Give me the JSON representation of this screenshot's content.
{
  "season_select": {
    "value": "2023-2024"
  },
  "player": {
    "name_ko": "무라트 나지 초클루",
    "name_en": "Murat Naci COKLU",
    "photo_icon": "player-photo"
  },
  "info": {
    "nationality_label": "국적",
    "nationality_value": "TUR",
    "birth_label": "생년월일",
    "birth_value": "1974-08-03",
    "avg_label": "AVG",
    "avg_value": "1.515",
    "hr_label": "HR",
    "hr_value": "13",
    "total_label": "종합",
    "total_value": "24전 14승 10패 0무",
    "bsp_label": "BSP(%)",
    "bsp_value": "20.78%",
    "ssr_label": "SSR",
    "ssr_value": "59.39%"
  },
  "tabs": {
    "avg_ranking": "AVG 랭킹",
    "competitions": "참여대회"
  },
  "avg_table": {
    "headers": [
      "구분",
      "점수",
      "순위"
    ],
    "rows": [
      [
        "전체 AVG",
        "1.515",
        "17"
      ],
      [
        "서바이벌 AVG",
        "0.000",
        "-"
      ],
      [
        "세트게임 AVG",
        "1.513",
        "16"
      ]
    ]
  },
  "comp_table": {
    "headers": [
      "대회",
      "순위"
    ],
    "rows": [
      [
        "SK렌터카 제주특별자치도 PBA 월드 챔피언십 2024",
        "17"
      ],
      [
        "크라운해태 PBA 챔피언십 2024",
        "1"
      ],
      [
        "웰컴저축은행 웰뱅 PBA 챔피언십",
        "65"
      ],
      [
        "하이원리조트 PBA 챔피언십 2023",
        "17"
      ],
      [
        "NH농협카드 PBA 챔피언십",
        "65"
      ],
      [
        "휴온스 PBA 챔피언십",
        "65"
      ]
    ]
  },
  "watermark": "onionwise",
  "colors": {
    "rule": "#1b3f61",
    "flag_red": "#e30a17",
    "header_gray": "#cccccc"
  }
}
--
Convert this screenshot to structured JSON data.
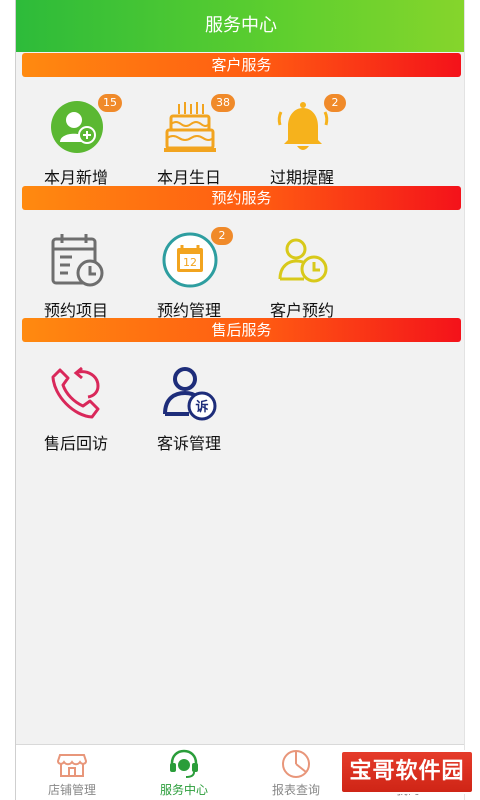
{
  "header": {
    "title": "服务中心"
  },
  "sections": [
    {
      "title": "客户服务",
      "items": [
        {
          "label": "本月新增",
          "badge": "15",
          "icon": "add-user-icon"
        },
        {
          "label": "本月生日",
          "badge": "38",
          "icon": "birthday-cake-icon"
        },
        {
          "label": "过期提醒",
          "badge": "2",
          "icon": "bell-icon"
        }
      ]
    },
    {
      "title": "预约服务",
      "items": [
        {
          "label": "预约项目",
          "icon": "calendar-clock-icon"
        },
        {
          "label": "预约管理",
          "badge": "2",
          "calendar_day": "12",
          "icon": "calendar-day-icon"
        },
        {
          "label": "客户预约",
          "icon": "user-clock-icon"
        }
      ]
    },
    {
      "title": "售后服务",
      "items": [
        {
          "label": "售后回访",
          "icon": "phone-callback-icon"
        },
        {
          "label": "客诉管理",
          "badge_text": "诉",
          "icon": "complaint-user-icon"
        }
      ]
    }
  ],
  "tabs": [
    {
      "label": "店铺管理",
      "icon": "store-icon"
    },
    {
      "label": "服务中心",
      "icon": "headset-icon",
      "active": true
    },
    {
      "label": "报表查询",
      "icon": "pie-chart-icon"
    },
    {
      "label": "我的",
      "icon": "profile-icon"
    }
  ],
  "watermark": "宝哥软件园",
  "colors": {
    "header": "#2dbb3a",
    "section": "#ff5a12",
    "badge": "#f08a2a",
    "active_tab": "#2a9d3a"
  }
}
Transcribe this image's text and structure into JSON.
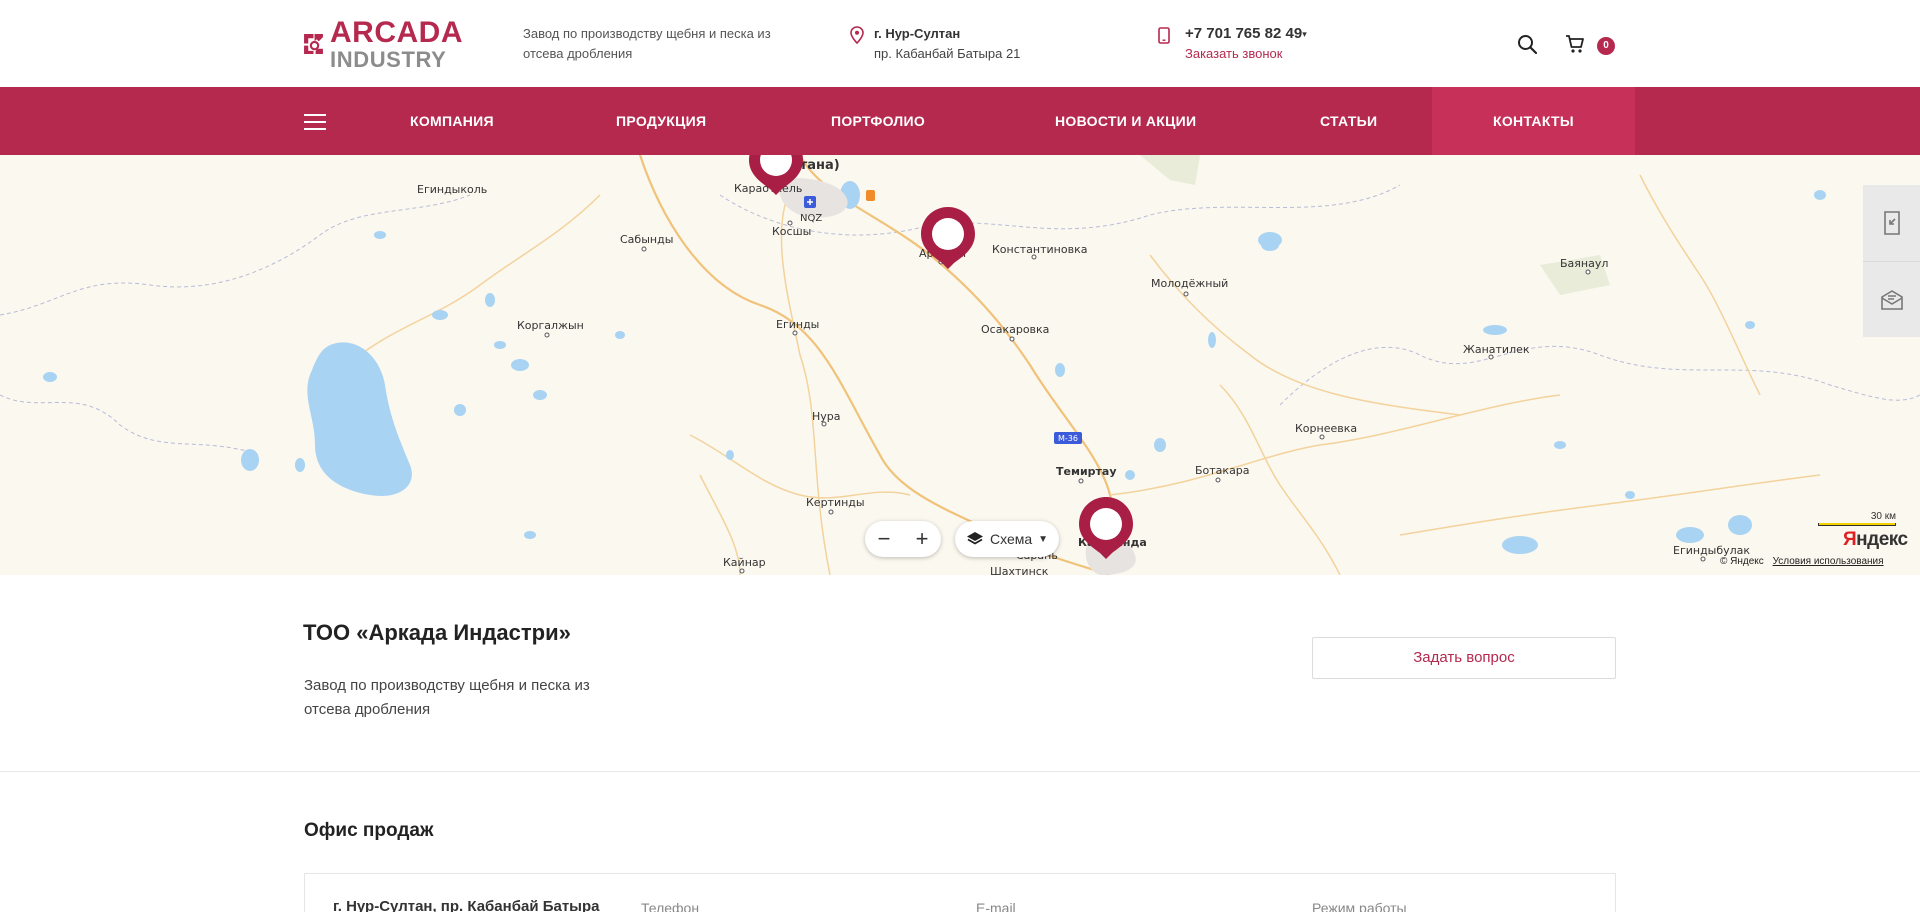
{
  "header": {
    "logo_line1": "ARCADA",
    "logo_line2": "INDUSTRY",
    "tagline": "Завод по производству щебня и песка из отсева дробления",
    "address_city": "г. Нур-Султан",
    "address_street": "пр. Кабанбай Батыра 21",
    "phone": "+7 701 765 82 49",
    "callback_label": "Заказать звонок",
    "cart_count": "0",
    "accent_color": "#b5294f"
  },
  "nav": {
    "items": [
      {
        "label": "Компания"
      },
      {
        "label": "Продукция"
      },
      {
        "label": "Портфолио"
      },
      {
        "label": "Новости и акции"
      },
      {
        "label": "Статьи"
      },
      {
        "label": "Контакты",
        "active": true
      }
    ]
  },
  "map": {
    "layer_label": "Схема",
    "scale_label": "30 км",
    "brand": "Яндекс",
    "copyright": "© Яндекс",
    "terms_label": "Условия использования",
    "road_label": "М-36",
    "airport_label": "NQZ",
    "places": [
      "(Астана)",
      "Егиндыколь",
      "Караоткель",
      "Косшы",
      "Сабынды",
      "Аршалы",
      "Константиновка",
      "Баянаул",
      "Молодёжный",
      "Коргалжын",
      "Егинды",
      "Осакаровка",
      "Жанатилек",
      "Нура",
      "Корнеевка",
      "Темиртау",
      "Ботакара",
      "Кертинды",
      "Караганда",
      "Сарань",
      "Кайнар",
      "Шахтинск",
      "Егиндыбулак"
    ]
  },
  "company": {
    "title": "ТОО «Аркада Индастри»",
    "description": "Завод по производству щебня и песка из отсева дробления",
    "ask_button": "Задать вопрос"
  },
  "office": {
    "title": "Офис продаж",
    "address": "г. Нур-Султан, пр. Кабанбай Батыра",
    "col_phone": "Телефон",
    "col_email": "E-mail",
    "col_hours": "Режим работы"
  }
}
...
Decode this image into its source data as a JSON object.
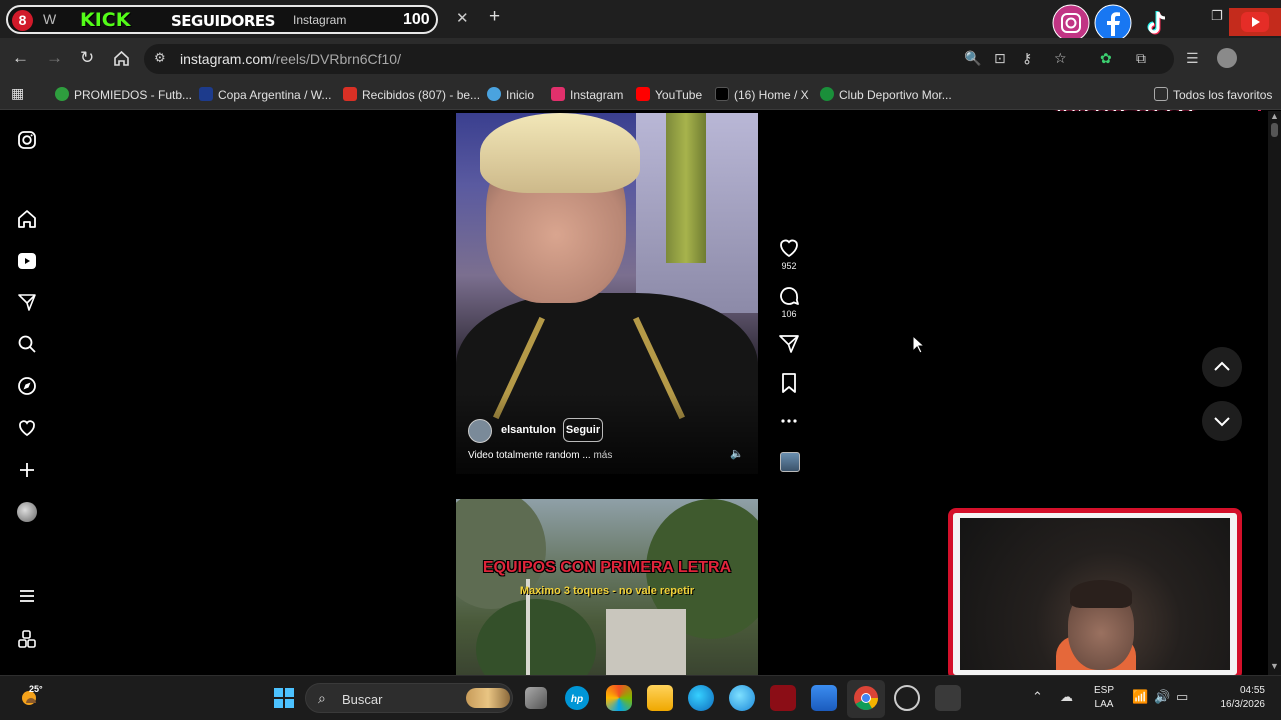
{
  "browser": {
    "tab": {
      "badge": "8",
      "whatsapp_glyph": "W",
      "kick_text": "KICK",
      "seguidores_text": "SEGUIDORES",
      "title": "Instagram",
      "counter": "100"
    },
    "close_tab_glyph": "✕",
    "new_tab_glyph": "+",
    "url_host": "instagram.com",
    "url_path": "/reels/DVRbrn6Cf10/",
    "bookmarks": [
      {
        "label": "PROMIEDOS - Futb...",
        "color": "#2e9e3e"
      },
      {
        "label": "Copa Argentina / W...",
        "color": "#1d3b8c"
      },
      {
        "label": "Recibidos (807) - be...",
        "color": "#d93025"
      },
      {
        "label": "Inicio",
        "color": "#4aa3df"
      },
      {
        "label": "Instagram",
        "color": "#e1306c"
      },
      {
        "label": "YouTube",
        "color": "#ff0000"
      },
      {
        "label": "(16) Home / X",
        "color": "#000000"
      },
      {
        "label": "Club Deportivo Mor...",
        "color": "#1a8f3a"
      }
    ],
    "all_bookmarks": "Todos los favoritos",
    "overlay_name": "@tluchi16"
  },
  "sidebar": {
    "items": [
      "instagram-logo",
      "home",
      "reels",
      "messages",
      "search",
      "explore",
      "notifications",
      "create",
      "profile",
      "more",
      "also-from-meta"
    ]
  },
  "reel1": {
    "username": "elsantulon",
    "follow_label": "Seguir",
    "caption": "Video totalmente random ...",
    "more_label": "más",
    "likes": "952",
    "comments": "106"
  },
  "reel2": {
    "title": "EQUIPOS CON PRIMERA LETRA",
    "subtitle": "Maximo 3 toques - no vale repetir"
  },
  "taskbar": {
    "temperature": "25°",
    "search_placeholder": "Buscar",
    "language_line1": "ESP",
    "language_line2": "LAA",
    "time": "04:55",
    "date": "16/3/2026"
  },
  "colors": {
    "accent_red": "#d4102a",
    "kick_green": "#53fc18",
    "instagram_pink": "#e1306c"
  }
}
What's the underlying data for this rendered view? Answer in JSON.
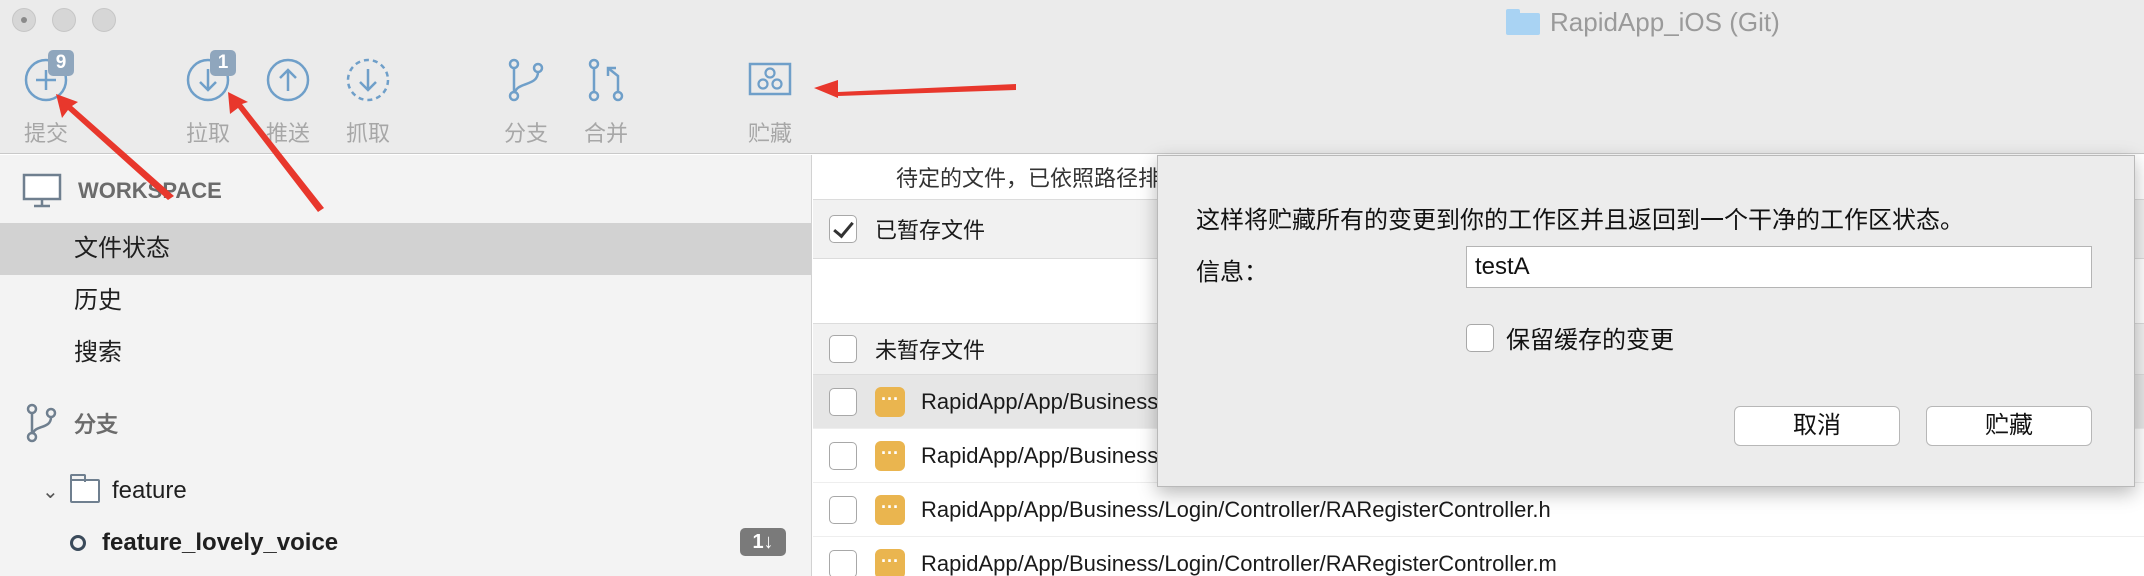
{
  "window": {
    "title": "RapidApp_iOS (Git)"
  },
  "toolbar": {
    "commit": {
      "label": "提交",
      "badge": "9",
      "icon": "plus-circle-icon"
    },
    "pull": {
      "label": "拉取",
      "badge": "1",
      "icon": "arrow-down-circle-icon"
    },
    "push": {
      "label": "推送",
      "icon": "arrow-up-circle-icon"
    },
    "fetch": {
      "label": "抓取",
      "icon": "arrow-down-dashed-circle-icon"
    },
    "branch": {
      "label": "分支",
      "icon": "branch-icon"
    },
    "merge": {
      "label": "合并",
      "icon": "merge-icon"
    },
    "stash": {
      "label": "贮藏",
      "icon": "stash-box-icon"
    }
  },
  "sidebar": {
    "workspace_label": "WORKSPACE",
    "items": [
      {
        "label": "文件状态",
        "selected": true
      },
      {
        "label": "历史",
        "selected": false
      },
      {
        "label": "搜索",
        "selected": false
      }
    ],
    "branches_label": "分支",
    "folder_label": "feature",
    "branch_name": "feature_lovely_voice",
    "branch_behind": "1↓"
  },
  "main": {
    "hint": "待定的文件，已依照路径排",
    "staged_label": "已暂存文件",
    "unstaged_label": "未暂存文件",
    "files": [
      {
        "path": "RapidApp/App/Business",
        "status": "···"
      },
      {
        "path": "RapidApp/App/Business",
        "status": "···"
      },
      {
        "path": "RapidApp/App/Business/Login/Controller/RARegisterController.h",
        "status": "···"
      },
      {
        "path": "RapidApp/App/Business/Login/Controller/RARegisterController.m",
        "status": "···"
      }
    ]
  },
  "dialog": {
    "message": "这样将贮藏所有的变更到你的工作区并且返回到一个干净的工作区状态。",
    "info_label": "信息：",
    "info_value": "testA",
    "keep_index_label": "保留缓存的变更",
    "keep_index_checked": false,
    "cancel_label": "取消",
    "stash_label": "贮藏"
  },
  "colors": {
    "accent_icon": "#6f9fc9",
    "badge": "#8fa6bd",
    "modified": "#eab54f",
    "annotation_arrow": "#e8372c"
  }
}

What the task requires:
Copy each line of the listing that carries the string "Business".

Written solution:
        "path": "RapidApp/App/Business",
        "path": "RapidApp/App/Business",
        "path": "RapidApp/App/Business/Login/Controller/RARegisterController.h",
        "path": "RapidApp/App/Business/Login/Controller/RARegisterController.m",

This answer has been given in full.